  • Open-source runtime interface emulator (RIE)

    Lambda provides a runtime interface emulator for you to test your function locally. The base images for Lambda and base images for custom runtimes include the RIE. For other base images, you can download the RIE for testing your image locally.

The workflow for a function defined as a container image includes these steps:

  1. Build your container image using the resources listed in this topic.

  2. Upload the image to your Amazon ECR container registry. See steps 7-9 in Create image.

  3. Create the Lambda function or update the function code to deploy the image to an existing function.

AWS base images for Ruby

AWS provides the following base images for Ruby:

Tags Runtime Operating system Dockerfile

2, 2.7

Ruby 2.7 Amazon Linux 2 Dockerfile for Ruby 2.7 on GitHub

2.5

Ruby 2.5 Amazon Linux 2018.03 Dockerfile for Ruby 2.5 on GitHub

Docker Hub repository: amazon/aws-lambda-ruby

Amazon ECR repository: gallery.ecr.aws/lambda/ruby

Using a Ruby base image

For instructions on how to use a Ruby base image, choose the usage tab on AWS Lambda base images for Ruby in the Amazon ECR repository.

The instructions are also available on AWS Lambda base images for Ruby in the Docker Hub repository.

Ruby runtime interface clients

Install the runtime interface client for Ruby using the RubyGems.org package manager:

gem install aws_lambda_ric

For package details, see Lambda RIC on RubyGems.org.

You can also download the Ruby runtime interface client from GitHub.

Create a Ruby image from an AWS base image

When you build a container image for Ruby using an AWS base image, you only need to copy the ruby app to the container and install any dependencies.

To build and deploy a Ruby function with the ruby:2.7 base image.

  1. On your local machine, create a project directory for your new function.

  2. In your project directory, add a file named app.rb containing your function code.
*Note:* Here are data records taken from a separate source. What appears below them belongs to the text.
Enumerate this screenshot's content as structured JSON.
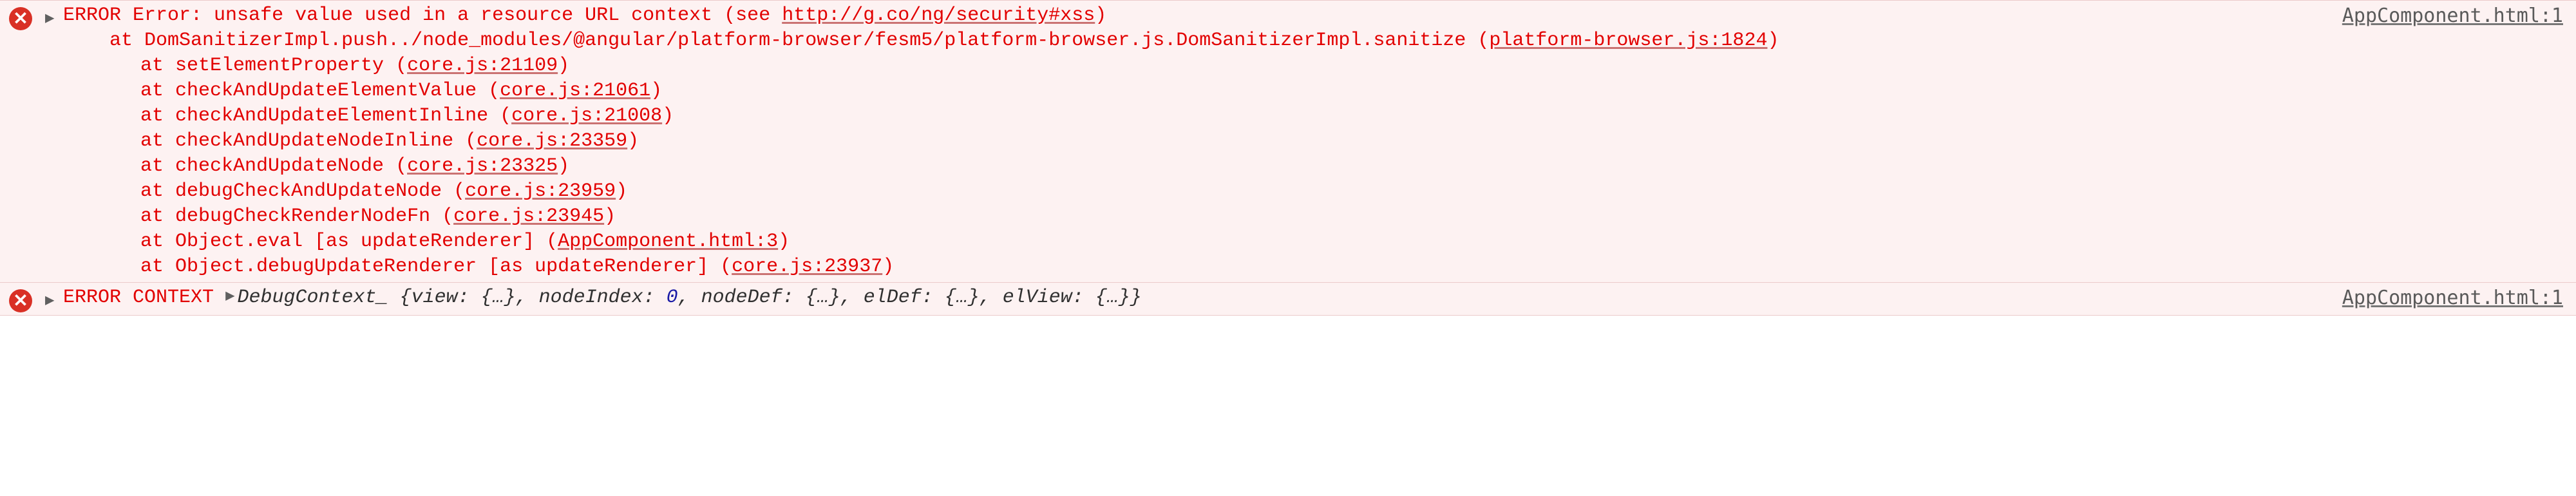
{
  "entries": [
    {
      "type": "error",
      "source": "AppComponent.html:1",
      "header_prefix": "ERROR",
      "header_label": "Error: unsafe value used in a resource URL context (see ",
      "header_link": "http://g.co/ng/security#xss",
      "header_suffix": ")",
      "wrap_prefix": "    at DomSanitizerImpl.push../node_modules/@angular/platform-browser/fesm5/platform-browser.js.DomSanitizerImpl.sanitize (",
      "wrap_link": "platform-browser.js:1824",
      "wrap_suffix": ")",
      "stack": [
        {
          "pre": "at setElementProperty (",
          "link": "core.js:21109",
          "post": ")"
        },
        {
          "pre": "at checkAndUpdateElementValue (",
          "link": "core.js:21061",
          "post": ")"
        },
        {
          "pre": "at checkAndUpdateElementInline (",
          "link": "core.js:21008",
          "post": ")"
        },
        {
          "pre": "at checkAndUpdateNodeInline (",
          "link": "core.js:23359",
          "post": ")"
        },
        {
          "pre": "at checkAndUpdateNode (",
          "link": "core.js:23325",
          "post": ")"
        },
        {
          "pre": "at debugCheckAndUpdateNode (",
          "link": "core.js:23959",
          "post": ")"
        },
        {
          "pre": "at debugCheckRenderNodeFn (",
          "link": "core.js:23945",
          "post": ")"
        },
        {
          "pre": "at Object.eval [as updateRenderer] (",
          "link": "AppComponent.html:3",
          "post": ")"
        },
        {
          "pre": "at Object.debugUpdateRenderer [as updateRenderer] (",
          "link": "core.js:23937",
          "post": ")"
        }
      ]
    },
    {
      "type": "error-context",
      "source": "AppComponent.html:1",
      "label": "ERROR CONTEXT",
      "obj_name": "DebugContext_",
      "obj_body_prefix": " {view: {…}, nodeIndex: ",
      "obj_num": "0",
      "obj_body_suffix": ", nodeDef: {…}, elDef: {…}, elView: {…}}"
    }
  ]
}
The following example shows a simple Ruby handler.

    module LambdaFunction class Handler def self.process(event:,context:) "Hello from Ruby 2.7 container image!" end end end
  3. Use a text editor to create a Dockerfile in your project directory. The following example shows the Dockerfile for the handler that you created in the previous step. Install any dependencies under the ${LAMBDA_TASK_ROOT} directory alongside the function handler to ensure that the Lambda runtime can locate them when the function is invoked.

    FROM public.ecr.aws/lambda/ruby:2.7 # Copy function code COPY app.rb ${LAMBDA_TASK_ROOT} # Copy dependency management file COPY Gemfile ${LAMBDA_TASK_ROOT} # Install dependencies under LAMBDA_TASK_ROOT ENV GEM_HOME=${LAMBDA_TASK_ROOT} RUN bundle install # Set the CMD to your handler (could also be done as a parameter override outside of the Dockerfile) CMD [ "app.LambdaFunction::Handler.process" ]
  4. To create the container image, follow steps 4 through 7 in Create an image from an AWS base image for Lambda.

Deploy the container image

For a new function, you deploy the Ruby image when you create the function. For an existing function, if you rebuild the container image, you need to redeploy the image by updating the function code.